══ Input for this task
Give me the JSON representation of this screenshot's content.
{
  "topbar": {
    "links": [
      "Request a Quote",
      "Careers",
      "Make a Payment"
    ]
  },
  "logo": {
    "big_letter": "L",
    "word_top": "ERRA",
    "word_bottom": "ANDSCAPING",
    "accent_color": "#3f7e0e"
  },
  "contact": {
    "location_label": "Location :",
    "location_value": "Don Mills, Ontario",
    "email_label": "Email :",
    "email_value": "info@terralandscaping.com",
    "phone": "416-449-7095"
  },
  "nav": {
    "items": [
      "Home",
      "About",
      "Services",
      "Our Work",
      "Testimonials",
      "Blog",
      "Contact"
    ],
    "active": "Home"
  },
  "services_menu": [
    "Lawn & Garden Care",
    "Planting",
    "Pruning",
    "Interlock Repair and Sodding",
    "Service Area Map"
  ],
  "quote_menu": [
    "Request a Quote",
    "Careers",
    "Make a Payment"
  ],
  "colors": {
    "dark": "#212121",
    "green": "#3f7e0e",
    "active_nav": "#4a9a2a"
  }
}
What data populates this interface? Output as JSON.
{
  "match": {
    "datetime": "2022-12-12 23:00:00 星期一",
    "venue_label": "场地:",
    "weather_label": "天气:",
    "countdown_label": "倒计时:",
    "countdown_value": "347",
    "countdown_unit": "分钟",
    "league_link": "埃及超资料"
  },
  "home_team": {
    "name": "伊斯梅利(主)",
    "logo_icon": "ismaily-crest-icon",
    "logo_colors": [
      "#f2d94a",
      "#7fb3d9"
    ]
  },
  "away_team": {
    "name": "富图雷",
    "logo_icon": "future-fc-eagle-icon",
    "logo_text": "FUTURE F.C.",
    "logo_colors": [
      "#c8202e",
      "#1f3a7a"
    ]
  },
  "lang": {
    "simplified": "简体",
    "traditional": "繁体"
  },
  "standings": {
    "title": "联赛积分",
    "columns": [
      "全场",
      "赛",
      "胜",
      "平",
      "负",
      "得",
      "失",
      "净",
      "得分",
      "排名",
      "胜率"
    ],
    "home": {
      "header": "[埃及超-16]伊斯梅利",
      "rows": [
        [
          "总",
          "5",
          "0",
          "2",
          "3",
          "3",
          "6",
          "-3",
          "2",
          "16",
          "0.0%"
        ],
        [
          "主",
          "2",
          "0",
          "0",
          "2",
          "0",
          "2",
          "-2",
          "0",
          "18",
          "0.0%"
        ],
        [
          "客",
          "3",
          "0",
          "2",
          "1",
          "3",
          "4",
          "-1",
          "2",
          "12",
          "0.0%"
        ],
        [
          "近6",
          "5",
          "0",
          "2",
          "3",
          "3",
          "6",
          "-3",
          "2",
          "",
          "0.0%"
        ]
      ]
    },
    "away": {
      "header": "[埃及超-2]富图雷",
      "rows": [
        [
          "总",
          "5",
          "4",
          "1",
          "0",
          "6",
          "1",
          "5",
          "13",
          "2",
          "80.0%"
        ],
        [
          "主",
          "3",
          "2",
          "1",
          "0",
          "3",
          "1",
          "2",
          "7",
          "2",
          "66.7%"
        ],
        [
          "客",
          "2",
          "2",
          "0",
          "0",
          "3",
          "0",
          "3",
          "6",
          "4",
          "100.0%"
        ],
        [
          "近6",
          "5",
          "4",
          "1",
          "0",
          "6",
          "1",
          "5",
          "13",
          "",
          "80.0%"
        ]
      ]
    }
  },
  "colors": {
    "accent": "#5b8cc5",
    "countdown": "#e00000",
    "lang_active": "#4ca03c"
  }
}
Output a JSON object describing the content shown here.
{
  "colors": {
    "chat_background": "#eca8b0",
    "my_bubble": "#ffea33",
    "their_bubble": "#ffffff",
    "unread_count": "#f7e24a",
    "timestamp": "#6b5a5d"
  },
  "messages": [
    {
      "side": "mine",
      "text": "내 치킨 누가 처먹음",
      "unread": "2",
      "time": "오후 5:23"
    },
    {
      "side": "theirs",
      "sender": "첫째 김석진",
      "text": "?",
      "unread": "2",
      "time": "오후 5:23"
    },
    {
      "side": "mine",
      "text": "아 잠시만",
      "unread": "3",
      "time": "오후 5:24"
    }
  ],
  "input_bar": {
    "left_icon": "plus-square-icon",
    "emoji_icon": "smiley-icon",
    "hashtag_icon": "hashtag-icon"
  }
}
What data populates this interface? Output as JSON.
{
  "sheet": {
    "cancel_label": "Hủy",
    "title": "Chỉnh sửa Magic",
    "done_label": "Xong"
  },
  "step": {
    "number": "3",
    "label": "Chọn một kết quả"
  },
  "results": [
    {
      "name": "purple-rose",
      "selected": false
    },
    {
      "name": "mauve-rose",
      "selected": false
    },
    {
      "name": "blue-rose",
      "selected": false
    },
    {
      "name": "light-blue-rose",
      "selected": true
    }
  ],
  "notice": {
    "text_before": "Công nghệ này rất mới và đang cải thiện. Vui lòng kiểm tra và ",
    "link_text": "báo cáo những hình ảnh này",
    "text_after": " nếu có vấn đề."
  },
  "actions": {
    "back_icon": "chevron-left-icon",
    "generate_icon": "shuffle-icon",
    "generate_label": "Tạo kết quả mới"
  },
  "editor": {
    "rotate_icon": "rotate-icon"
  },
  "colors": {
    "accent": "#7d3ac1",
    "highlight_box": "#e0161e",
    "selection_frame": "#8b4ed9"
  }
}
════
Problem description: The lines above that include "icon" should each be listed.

Task solution:
    "logo_icon": "ismaily-crest-icon",
    "logo_icon": "future-fc-eagle-icon",
    "left_icon": "plus-square-icon",
    "emoji_icon": "smiley-icon",
    "hashtag_icon": "hashtag-icon"
    "back_icon": "chevron-left-icon",
    "generate_icon": "shuffle-icon",
    "rotate_icon": "rotate-icon"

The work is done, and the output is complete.